This isn't just a problem with people looking to distribute programs written in perl commercially, or looking to distribute them in a freeware/shareware setting. It happens institutionally, a lot.You may have ten, or a hundred, or ten thousand desktops that you need to distribute a program out to. The logistics of making sure everything is correct on all those desktops is a massive pain in the ass, made even more complex by the possibility that you've got multiple conflicting requirements across multiple apps. (That is, you've got one app that must have perl 5.6.1, another that has to have perl 5.8.x but not 5.8.0, a third that requires one particular version of GD, and a fourth that doesn't care but has been tested and certified with one particular set of modules and you can't, either by corporate policy or industry regulation, use anything else)

That's when the whole "just install [perl|python|ruby] and the requisite modules" scheme really sucks. A lot. Pushing out large distributions with lots of files is a big pain, and pushing out several copies is even worse. Then there's the issue of upgrading all those desktops without actually breaking things. Ick.

This is where building standalone executables is a big win. Yeah, the resulting file may be 15M, but it's entirely self-contained. No worries that upgrading some random module will break things, no need to push out distributions with a half-zillion files, and if you want to hand your app to Aunt Tillie (or random Windows or Mac users) you've got just a single file.
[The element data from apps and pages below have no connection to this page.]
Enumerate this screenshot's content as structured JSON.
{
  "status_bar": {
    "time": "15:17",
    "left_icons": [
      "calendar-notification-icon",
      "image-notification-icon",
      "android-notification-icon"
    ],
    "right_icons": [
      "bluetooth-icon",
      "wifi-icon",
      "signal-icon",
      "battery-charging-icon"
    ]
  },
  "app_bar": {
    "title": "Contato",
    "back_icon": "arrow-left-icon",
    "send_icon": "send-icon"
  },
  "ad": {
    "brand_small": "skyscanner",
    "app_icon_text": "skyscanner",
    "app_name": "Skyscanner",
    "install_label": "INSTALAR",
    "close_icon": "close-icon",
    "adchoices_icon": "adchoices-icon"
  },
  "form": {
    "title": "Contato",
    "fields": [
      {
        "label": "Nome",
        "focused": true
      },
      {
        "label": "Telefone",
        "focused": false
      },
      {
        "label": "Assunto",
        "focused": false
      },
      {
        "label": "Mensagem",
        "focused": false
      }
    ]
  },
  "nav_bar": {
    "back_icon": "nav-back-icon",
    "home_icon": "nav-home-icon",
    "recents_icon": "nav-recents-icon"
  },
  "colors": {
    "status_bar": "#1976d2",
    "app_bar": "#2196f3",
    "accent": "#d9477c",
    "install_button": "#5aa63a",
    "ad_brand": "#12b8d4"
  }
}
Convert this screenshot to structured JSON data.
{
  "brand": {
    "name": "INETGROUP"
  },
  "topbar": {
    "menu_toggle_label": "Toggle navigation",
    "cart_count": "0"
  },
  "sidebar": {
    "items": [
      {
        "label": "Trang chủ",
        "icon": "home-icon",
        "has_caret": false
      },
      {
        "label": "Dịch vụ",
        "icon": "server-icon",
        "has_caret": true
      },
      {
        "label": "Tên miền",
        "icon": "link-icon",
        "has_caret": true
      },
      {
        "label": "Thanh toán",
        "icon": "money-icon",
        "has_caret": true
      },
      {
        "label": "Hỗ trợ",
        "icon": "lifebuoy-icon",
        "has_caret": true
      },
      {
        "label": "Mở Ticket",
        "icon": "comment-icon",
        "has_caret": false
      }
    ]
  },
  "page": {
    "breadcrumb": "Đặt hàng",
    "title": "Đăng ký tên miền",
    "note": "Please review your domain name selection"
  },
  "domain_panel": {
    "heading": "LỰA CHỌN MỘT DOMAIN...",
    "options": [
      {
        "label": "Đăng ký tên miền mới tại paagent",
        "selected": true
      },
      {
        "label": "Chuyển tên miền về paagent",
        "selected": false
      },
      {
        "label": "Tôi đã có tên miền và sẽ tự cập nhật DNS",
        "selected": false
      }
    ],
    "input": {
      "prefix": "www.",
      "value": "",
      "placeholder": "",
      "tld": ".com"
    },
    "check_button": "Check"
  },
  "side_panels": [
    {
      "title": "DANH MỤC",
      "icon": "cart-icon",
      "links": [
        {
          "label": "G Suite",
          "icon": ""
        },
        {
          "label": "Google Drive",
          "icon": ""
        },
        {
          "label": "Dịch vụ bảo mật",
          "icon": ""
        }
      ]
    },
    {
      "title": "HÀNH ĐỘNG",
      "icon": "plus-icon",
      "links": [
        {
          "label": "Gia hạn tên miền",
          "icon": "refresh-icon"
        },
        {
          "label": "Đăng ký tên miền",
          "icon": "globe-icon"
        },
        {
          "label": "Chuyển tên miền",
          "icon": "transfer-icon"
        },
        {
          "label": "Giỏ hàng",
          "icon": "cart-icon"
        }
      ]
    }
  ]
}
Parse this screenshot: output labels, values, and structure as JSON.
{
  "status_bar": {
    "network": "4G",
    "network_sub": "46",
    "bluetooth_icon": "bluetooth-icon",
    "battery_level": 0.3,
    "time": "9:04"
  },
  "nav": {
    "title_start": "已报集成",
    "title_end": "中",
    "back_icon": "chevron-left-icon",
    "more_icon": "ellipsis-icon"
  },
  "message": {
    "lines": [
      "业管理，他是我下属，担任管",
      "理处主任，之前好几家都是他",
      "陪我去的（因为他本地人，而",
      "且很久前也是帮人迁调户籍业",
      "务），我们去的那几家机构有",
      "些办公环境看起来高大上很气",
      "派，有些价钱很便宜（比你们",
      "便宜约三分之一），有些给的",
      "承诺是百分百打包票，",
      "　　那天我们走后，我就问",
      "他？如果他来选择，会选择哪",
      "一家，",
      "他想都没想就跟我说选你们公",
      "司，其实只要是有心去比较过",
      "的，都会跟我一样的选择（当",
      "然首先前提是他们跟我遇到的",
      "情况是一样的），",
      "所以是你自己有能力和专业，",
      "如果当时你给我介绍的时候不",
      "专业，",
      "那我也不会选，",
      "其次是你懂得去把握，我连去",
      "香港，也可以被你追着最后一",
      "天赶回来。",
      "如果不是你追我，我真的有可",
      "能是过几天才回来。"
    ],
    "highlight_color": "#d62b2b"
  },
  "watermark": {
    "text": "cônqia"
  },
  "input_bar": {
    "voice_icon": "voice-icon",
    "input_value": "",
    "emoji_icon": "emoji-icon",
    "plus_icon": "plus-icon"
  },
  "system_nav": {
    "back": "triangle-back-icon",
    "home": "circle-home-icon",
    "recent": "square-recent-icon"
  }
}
No muss, no fuss, no worries.

Yes, it does mean that end users can't upgrade individual modules to get bugfixes. Yes, it does mean the executables are big. Yes, it does mean there may be licensing issues. Yes, it does mean that pulling the source out may be problematic. Those are all reasons it's not a good universal solution, not a reason to not provide the facility for times it is. (That people have felt the need to roll their own distribution mechanisms to address this problem in the current incarnations of the languages is an indication that it is a real problem that needs addressing)

Like many other problems that there were multiple implementations for (like, say, events) Parrot provides a solution as part of the base system so folks can use their time reinventing other wheels more productively.

Posted by Dan at 12:27 PM | Comments (6) | TrackBack